Light Sources Part I – LED’s

There is a lot of buzz these days in the lighting industry about LED, technically know as Solid State Lighting. Everybody is jumping onto the LED bandwagon. I get emails everyday from manufacturers  from the Far East trying to sell me their LED products. Beware, there is a lot of bad LED product in the marketplace. Conversely there is a lot of good LED product available too. Hopefully this posting will enable you to distinguish between the two.

LED is an energy efficient light source that may or may not be dimmable. Check the product information to be sure. It is a product with a long life. Manufacturers claim up to about 27 years under normal operating conditions. The light output degrades slowly over the life of the LED meaning it does not burn out all of a sudden.

An LED is a Light Emitting Diode, a simple type of semiconductor that is similar to semiconductors used in computers. It is a solid material that conducts electrical current. Light is emitted from the semiconductor die which is a chip of semiconductor material treated to create a positive-negative junction. When voltage is applied the current flows from the positive to the negative side and excess energy is emitted as a photon and heat is emitted in the form of conduction. The natural color of the photon is not white. What we see today as LED lights require the LED to be coated with different materials to give white light (as well as many other colors). LED’s are a directional light source by nature. They emit light in one direction. In order for an LED bulb to emit light like an incandescent light bulb reflectors must be used inside the LED capsule. That’s the technical stuff.

Typical LED replacement light bulb.

Looking at the picture to the left you will see a typical LED replacement light bulb. Notice the fins on the bottom of the bulb. They serve as the heat sink. This is probably the equivalent to a 40 watt incandescent light bulb. Inside are many individual LED chips arranged in an “array” to product sufficient light output to generate about 800 lumens. The reason you have not seen any 100 watt equivalent LED replacement bulbs is because they have not figured out how to dissipate the heat that would result in generating about 1,600 lumens. Imagine a heat sink twice the size of this one! You could not get the light bulb into the socket.

Examples of directional and
under cabinet LED’s.

Looking at the photo to the right you will see an example of an LED replacement directional light bulb, probably replacing a PAR30. The fins on the back are the heat sink. Below that is an example of an under cabinet linear LED fixture comprised of many LED chips. They are arrayed in a linear fashion to provide a even distribution of light on a counter top. This type of linear fixture can also be used as cove or toe kick lighting. In my opinion the best residential application today for LED lighting is this type of under cabinet lighting.

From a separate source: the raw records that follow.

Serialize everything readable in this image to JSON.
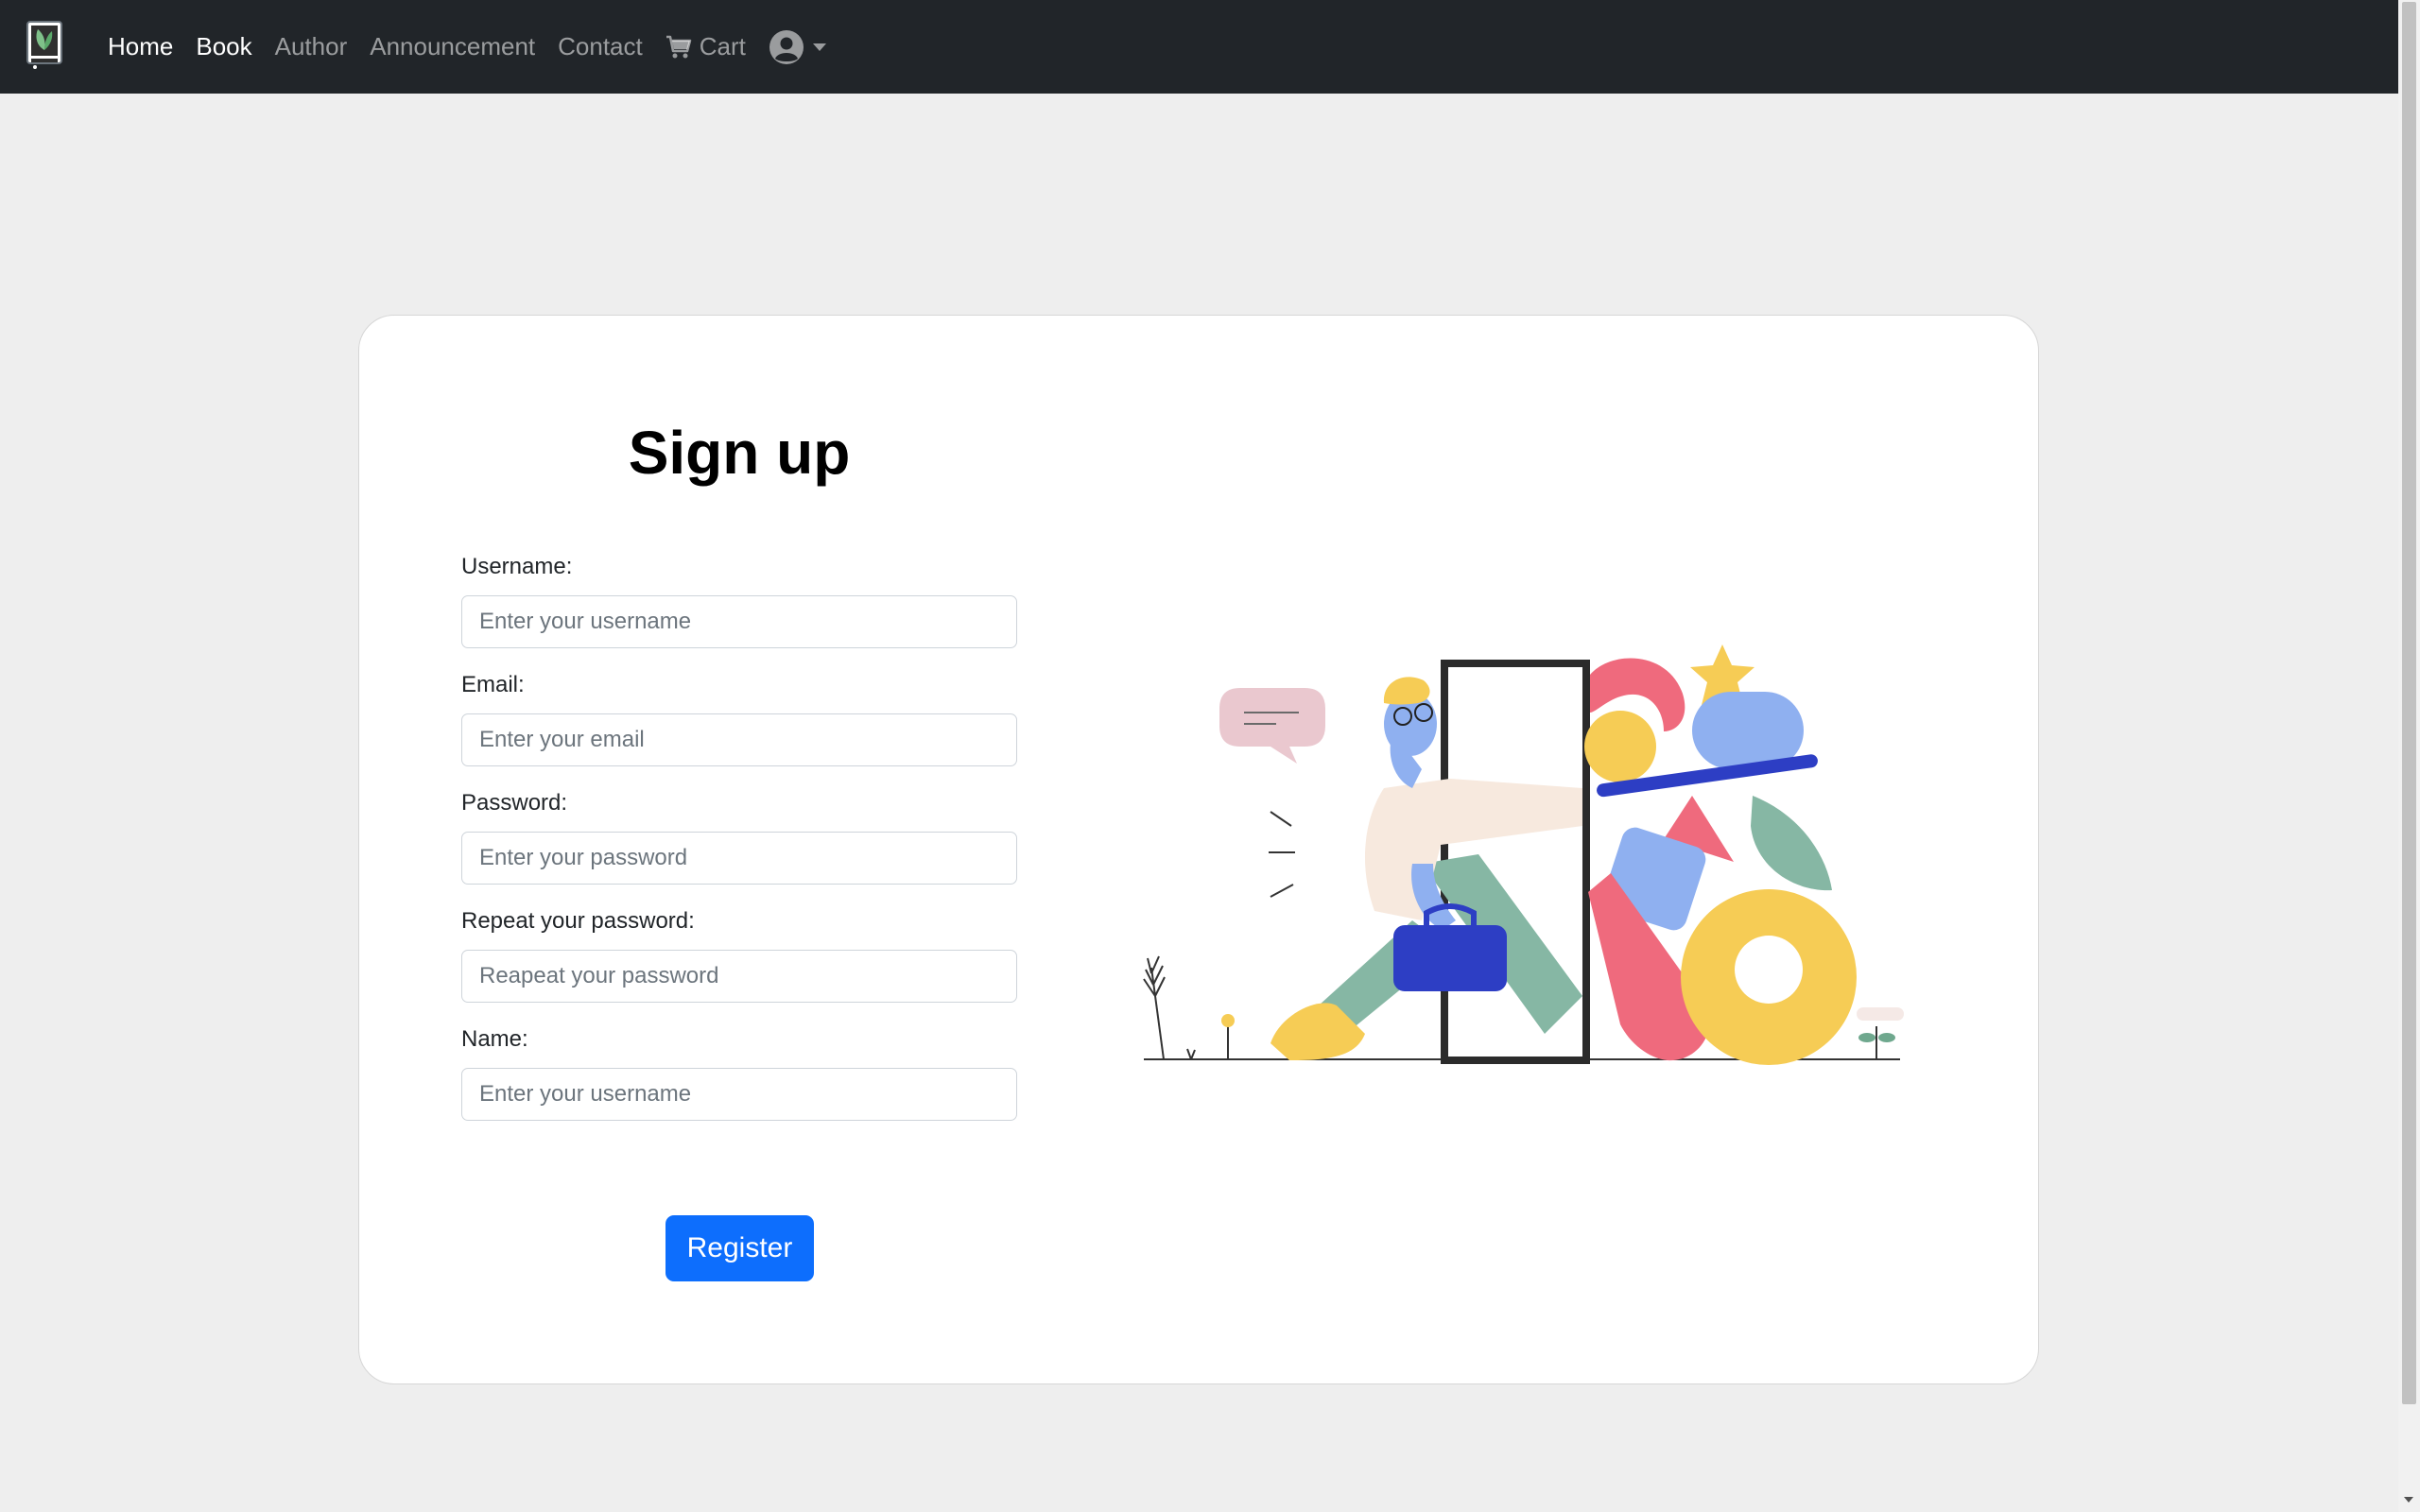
{
  "nav": {
    "brand_icon": "book-logo-icon",
    "links": [
      "Home",
      "Book",
      "Author",
      "Announcement",
      "Contact"
    ],
    "cart_label": "Cart",
    "cart_icon": "cart-icon",
    "user_icon": "user-circle-icon"
  },
  "signup": {
    "title": "Sign up",
    "fields": [
      {
        "label": "Username:",
        "placeholder": "Enter your username",
        "type": "text"
      },
      {
        "label": "Email:",
        "placeholder": "Enter your email",
        "type": "email"
      },
      {
        "label": "Password:",
        "placeholder": "Enter your password",
        "type": "password"
      },
      {
        "label": "Repeat your password:",
        "placeholder": "Reapeat your password",
        "type": "password"
      },
      {
        "label": "Name:",
        "placeholder": "Enter your username",
        "type": "text"
      }
    ],
    "register_label": "Register"
  },
  "colors": {
    "navbar_bg": "#212529",
    "page_bg": "#eeeeee",
    "primary": "#0d6efd"
  }
}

There are a few things you should be aware of when considering LED lighting for your home.

First is the cost. The payback period for LED vs incandescent is between 4 to 7 years. LED technology is doubling about every 18 months following Moore’s Law. This means a couple of things for you. First, prices are sure to come down in the next few years. Second, new and better LED products are going to be available in the next few years. Imagine LED technology being like computer technology in the 1980’s. So the question is: Do you wait or do you jump in now, knowing that the product you buy today will be far surpassed in the next few years? Keep in mind that these LED’s will supposedly last for up to 27 years under normal operating conditions and hours. Conversely if everybody had waited for computer technology to improve before jumping in, the technology might have stalled. The benefits of buying LED now, like energy conservation, might outweigh the uncertainty of what future LED technology will be.

The next thing you need to be aware of is quality. There are HUGE quality differences in today’s LED products. These differences could ruin your LED lighting experience if you do not do your homework. LED’s are manufactured by lots of different companies in lots of different factories all over the world. Like everything else some factories have better quality control than others. Individual LED chips have individual properties that distinguish them from each other. Good quality control means that LED’s with the same characteristics are grouped (binned) together. This means the LED’s with the same color qualities and same lumen output should be used to make a fixture or replacement bulb. These will perform as they are rated to perform. Also as with anything else a low price might be a red flag.

Color temperature and CRI (reference my previous posting) are two of the big considerations. If you get an LED with the wrong color temperature it can feel like you are living in a parking garage. If you get one with poor CRI you will be very disappointed about how items in your home look. Maybe the drapes on your windows will look green instead of orange. Remember CRI should be in the mid-80’s and color temperature should be around 3000K for relaxing light.

Lighting in your home is a big deal. My advice would be to try LED and see how you like it before going all in, and get the best you can afford.

Please visit my website,, and email me with any questions. I do not have all the answers, but I know where to get them.